WORK ORDER
Please copy every line of the data in which the string "preparation" appears.

RECORDS FOR PROCESSING section start

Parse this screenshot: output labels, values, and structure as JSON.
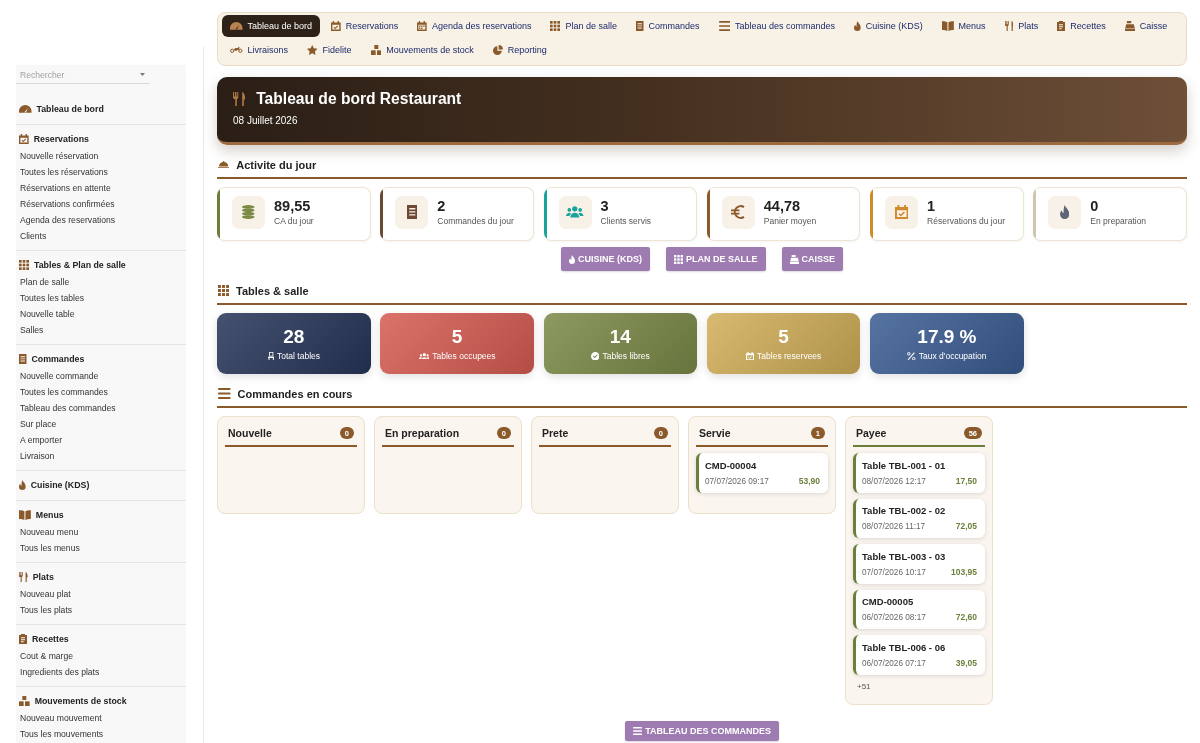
{
  "nav": {
    "tabs": [
      {
        "label": "Tableau de bord",
        "selected": true
      },
      {
        "label": "Reservations",
        "selected": false
      },
      {
        "label": "Agenda des reservations",
        "selected": false
      },
      {
        "label": "Plan de salle",
        "selected": false
      },
      {
        "label": "Commandes",
        "selected": false
      },
      {
        "label": "Tableau des commandes",
        "selected": false
      },
      {
        "label": "Cuisine (KDS)",
        "selected": false
      },
      {
        "label": "Menus",
        "selected": false
      },
      {
        "label": "Plats",
        "selected": false
      },
      {
        "label": "Recettes",
        "selected": false
      },
      {
        "label": "Caisse",
        "selected": false
      },
      {
        "label": "Livraisons",
        "selected": false
      },
      {
        "label": "Fidelite",
        "selected": false
      },
      {
        "label": "Mouvements de stock",
        "selected": false
      },
      {
        "label": "Reporting",
        "selected": false
      }
    ]
  },
  "sidebar": {
    "search": {
      "placeholder": "Rechercher"
    },
    "groups": [
      {
        "title": "Tableau de bord"
      },
      {
        "title": "Reservations",
        "items": [
          "Nouvelle réservation",
          "Toutes les réservations",
          "Réservations en attente",
          "Réservations confirmées",
          "Agenda des reservations",
          "Clients"
        ]
      },
      {
        "title": "Tables & Plan de salle",
        "items": [
          "Plan de salle",
          "Toutes les tables",
          "Nouvelle table",
          "Salles"
        ]
      },
      {
        "title": "Commandes",
        "items": [
          "Nouvelle commande",
          "Toutes les commandes",
          "Tableau des commandes",
          "Sur place",
          "A emporter",
          "Livraison"
        ]
      },
      {
        "title": "Cuisine (KDS)"
      },
      {
        "title": "Menus",
        "items": [
          "Nouveau menu",
          "Tous les menus"
        ]
      },
      {
        "title": "Plats",
        "items": [
          "Nouveau plat",
          "Tous les plats"
        ]
      },
      {
        "title": "Recettes",
        "items": [
          "Cout & marge",
          "Ingredients des plats"
        ]
      },
      {
        "title": "Mouvements de stock",
        "items": [
          "Nouveau mouvement",
          "Tous les mouvements"
        ]
      }
    ]
  },
  "header": {
    "title": "Tableau de bord Restaurant",
    "date": "08 Juillet 2026"
  },
  "activity": {
    "title": "Activite du jour",
    "stats": [
      {
        "value": "89,55",
        "label": "CA du jour",
        "color": "#6b7f3a"
      },
      {
        "value": "2",
        "label": "Commandes du jour",
        "color": "#6b4a33"
      },
      {
        "value": "3",
        "label": "Clients servis",
        "color": "#1aa39a"
      },
      {
        "value": "44,78",
        "label": "Panier moyen",
        "color": "#8b5a2b"
      },
      {
        "value": "1",
        "label": "Réservations du jour",
        "color": "#d08a2a"
      },
      {
        "value": "0",
        "label": "En preparation",
        "color": "#cfc6ae"
      }
    ],
    "actions": [
      {
        "label": "CUISINE (KDS)"
      },
      {
        "label": "PLAN DE SALLE"
      },
      {
        "label": "CAISSE"
      }
    ]
  },
  "tables": {
    "title": "Tables & salle",
    "stats": [
      {
        "value": "28",
        "label": "Total tables",
        "color": "#263659"
      },
      {
        "value": "5",
        "label": "Tables occupees",
        "color": "#d65c52"
      },
      {
        "value": "14",
        "label": "Tables libres",
        "color": "#7a8a48"
      },
      {
        "value": "5",
        "label": "Tables reservees",
        "color": "#d1ae58"
      },
      {
        "value": "17.9 %",
        "label": "Taux d'occupation",
        "color": "#3a5c92"
      }
    ]
  },
  "orders": {
    "title": "Commandes en cours",
    "columns": [
      {
        "title": "Nouvelle",
        "count": "0",
        "color": "#8b5a2b"
      },
      {
        "title": "En preparation",
        "count": "0",
        "color": "#8b5a2b"
      },
      {
        "title": "Prete",
        "count": "0",
        "color": "#8b5a2b"
      },
      {
        "title": "Servie",
        "count": "1",
        "color": "#8b5a2b",
        "cards": [
          {
            "title": "CMD-00004",
            "date": "07/07/2026 09:17",
            "amount": "53,90"
          }
        ]
      },
      {
        "title": "Payee",
        "count": "56",
        "color": "#6b7f3a",
        "cards": [
          {
            "title": "Table TBL-001 - 01",
            "date": "08/07/2026 12:17",
            "amount": "17,50"
          },
          {
            "title": "Table TBL-002 - 02",
            "date": "08/07/2026 11:17",
            "amount": "72,05"
          },
          {
            "title": "Table TBL-003 - 03",
            "date": "07/07/2026 10:17",
            "amount": "103,95"
          },
          {
            "title": "CMD-00005",
            "date": "06/07/2026 08:17",
            "amount": "72,60"
          },
          {
            "title": "Table TBL-006 - 06",
            "date": "06/07/2026 07:17",
            "amount": "39,05"
          }
        ],
        "more": "+51"
      }
    ],
    "action": {
      "label": "TABLEAU DES COMMANDES"
    }
  }
}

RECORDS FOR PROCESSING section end

ANSWER BOX
        "label": "En preparation",
        "title": "En preparation",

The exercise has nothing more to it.